nose, with about 2/3 of the mouthpiece on the upper lip, and 1/3 on the
lower lip. For most people this means that the lower edge of the
mouthpiece is either in the red part of the lower lip, or right on the
edge. This will vary by individual according to size and thickness of
lips. It is the percentage that is important, not where that puts the
lower edge on the lip.
2. Lip Setting -
This should be very natural. Don't try to roll either lip in or out.
(One very common bad habit is rolling the lower lip in, watch for this
if you're starting a beginner.) Set you lips as they are when your mouth
is closed and you are at rest, and tighten up the muscles at the very
corners of your mouth. Two good ways to get the feeling of which muscles
you should be using are to whistle, or to hold a light pen or pencil
just by the lips (no teeth allowed) and keep it parallel to the ground.
(lead-pipe) angle - If you look at any horn player from the side the
lead-pipe should not come out at exactly 90° to their face. It should
instead be angled slightly downward , allowing the upper lip to vibrate
4. Jaw / Mouth
Position - Relaxed and open are the operative words. I often use 2
different descriptions of this with students, as each description
works well about half the time. 1. Say the word paw, as is cat's paw.
Feel what your jaw and tongue are doing. They are both moving slightly
down and forward. This is actually more motion than you want from
either, but it is in the right direction. 2. Think of pointing you chin
towards the ground. Don't allow the chin to "bunch-up" as you
would for bassoon.
5. Relax - This
is actually the big trick. Can you do all those things at once without

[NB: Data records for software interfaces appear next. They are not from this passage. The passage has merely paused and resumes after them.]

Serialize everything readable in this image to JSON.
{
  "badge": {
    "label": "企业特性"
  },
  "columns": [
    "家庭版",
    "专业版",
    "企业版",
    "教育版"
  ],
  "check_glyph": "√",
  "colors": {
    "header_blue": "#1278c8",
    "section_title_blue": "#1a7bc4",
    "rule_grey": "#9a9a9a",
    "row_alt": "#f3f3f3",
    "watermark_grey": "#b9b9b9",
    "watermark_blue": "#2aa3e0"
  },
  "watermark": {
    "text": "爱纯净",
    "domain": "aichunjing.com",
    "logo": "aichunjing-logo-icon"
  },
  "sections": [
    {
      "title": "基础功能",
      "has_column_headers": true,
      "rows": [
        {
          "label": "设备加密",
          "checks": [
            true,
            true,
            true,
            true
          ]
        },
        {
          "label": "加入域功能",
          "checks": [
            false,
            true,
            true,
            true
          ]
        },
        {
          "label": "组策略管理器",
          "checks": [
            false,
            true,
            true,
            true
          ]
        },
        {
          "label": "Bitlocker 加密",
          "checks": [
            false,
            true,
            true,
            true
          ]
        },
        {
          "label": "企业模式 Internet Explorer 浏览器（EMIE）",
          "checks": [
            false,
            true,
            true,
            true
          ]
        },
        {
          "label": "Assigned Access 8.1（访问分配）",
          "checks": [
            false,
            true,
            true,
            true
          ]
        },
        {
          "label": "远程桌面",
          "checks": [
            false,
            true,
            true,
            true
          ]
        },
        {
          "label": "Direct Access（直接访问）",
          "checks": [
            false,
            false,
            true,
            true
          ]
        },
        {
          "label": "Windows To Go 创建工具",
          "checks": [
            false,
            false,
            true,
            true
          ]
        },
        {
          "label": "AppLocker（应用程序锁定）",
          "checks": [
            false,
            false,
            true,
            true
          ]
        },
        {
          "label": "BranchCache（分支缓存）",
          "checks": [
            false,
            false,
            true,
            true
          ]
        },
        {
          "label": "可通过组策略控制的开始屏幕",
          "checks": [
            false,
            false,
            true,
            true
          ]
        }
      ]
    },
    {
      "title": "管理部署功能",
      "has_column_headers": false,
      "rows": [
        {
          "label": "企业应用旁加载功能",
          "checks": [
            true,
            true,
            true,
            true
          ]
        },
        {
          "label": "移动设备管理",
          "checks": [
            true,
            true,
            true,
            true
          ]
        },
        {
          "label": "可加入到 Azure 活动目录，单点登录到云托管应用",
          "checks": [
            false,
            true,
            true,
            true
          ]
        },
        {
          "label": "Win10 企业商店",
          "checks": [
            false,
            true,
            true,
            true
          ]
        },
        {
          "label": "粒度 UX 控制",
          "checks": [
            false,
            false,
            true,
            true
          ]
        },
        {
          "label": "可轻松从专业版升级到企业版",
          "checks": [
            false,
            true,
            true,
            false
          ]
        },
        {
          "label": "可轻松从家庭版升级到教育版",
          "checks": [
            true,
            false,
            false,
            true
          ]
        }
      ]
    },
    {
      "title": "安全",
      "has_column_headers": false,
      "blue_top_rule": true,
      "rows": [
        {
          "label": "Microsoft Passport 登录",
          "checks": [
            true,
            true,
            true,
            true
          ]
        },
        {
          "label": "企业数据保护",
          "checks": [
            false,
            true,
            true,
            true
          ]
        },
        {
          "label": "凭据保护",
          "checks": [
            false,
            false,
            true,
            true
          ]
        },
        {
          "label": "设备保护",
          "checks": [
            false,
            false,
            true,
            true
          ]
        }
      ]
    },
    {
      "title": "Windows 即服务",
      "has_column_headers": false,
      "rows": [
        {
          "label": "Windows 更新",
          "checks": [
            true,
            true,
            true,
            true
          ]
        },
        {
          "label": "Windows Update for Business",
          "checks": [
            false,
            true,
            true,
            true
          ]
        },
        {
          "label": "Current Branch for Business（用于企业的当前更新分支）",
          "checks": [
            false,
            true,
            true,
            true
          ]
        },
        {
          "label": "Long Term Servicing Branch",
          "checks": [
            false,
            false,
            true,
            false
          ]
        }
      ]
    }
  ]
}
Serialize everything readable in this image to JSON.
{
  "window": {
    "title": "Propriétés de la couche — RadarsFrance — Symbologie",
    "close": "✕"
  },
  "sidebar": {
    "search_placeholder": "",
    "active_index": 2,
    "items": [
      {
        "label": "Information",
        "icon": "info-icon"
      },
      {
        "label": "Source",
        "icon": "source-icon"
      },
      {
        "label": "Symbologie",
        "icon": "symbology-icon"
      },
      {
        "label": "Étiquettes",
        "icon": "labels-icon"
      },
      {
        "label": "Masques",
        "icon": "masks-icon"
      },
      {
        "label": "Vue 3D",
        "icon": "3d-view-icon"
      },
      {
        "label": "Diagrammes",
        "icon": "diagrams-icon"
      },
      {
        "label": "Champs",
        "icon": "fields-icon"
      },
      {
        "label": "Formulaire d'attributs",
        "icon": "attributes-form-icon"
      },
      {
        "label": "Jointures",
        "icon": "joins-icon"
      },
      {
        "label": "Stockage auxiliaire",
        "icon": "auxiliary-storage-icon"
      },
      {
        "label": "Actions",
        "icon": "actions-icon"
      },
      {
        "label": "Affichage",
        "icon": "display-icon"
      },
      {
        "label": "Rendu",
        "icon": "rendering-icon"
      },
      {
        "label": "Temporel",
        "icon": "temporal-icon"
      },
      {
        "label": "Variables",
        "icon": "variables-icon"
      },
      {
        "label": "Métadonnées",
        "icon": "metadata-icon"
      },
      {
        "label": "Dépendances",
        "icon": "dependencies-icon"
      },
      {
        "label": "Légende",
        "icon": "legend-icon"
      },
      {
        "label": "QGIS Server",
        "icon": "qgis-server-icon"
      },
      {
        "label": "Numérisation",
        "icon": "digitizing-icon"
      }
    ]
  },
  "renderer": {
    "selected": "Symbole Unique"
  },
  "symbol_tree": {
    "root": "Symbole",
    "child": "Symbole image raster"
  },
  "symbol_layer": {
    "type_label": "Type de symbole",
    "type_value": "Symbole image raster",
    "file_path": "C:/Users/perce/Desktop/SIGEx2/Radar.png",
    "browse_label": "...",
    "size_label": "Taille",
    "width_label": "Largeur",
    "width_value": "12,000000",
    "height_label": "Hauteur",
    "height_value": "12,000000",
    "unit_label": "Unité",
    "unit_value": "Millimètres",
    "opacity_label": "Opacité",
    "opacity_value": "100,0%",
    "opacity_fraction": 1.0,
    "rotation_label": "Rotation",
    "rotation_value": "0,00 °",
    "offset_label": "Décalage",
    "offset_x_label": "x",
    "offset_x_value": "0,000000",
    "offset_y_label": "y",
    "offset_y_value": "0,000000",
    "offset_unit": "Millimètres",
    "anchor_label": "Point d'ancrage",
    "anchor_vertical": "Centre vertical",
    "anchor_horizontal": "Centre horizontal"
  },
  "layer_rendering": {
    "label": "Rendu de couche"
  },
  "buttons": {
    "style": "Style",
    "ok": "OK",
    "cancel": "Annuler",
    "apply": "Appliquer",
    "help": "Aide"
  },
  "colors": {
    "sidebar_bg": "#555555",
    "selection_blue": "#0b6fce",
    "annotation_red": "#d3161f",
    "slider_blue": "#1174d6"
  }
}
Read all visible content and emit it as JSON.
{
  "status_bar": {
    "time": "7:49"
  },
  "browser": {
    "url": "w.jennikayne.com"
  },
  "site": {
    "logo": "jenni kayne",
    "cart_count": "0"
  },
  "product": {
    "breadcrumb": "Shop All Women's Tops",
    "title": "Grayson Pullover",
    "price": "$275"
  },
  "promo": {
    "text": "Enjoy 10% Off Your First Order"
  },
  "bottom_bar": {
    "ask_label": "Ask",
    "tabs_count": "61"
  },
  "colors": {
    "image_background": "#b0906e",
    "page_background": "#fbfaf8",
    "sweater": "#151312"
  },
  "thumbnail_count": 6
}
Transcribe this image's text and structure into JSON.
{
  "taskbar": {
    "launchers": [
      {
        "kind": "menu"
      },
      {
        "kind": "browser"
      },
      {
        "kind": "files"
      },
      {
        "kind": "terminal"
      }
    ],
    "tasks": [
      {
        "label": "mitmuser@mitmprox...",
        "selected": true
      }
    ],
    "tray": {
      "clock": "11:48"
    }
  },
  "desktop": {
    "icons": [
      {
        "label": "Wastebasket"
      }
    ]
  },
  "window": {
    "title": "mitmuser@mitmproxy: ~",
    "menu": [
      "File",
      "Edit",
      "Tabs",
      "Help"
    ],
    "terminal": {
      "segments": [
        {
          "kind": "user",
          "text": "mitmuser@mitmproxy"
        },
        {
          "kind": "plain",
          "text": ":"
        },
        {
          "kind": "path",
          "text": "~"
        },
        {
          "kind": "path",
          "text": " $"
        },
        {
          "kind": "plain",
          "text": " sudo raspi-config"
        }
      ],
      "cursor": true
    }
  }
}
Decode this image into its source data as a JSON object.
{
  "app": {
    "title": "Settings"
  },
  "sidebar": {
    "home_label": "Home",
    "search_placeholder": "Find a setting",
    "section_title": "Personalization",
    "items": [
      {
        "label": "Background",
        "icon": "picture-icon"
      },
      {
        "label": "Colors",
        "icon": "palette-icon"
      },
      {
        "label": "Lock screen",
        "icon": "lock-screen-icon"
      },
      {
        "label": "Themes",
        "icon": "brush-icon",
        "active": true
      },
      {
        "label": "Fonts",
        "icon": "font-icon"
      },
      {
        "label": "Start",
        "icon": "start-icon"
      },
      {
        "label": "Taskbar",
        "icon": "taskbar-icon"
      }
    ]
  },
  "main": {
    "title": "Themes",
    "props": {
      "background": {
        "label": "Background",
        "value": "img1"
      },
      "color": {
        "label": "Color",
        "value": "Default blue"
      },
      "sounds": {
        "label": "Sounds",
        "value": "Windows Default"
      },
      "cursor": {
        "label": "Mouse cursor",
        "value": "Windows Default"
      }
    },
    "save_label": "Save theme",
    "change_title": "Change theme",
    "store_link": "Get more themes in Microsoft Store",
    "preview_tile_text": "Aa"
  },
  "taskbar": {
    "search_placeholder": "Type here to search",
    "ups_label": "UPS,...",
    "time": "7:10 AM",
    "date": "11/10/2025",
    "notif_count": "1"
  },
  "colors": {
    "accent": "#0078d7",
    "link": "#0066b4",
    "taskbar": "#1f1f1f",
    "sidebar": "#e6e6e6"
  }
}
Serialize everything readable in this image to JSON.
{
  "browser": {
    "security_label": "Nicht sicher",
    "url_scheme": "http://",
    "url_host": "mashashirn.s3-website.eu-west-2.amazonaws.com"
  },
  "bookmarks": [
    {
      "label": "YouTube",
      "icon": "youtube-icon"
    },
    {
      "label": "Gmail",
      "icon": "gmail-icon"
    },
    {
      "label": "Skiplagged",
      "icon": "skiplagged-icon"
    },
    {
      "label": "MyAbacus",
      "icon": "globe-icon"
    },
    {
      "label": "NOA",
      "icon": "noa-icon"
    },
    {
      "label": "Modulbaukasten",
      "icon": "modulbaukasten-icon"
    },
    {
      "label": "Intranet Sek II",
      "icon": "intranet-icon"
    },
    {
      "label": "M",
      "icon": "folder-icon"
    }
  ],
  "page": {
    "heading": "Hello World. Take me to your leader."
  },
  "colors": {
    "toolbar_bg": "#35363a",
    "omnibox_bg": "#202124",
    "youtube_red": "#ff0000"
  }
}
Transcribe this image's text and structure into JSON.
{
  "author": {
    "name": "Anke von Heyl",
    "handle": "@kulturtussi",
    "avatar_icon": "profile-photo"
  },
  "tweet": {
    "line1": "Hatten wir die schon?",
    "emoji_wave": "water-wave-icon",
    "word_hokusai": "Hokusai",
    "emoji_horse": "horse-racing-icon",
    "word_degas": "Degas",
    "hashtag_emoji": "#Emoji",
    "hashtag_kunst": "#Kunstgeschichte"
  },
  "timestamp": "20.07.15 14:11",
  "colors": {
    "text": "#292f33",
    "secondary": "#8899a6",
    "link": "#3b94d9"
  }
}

tensing up. Make it feel like the most relaxed and natural thing you do.
No, it may not feel that way at first, but anything that you do
repetitively will begin to feel natural, so try to repeat a good
technique as early as possible. If you start off allowing yourself to do
something that feels a little easier the first day, your first day will
be easier, but every day after that will be much harder than if you'd
focused on doing it correctly from the beginning.
For those of
you who are converting from trumpet, pay special attention to #1 and #3.
Also check out the clinic on right hand position. If you will start doing
these things as soon as you start on horn they will pay dividends in time,
even if they cost you a little of your range at the beginning. Range is
easy to get back with practice, but poor intonation and an ugly sound will
last a lifetime.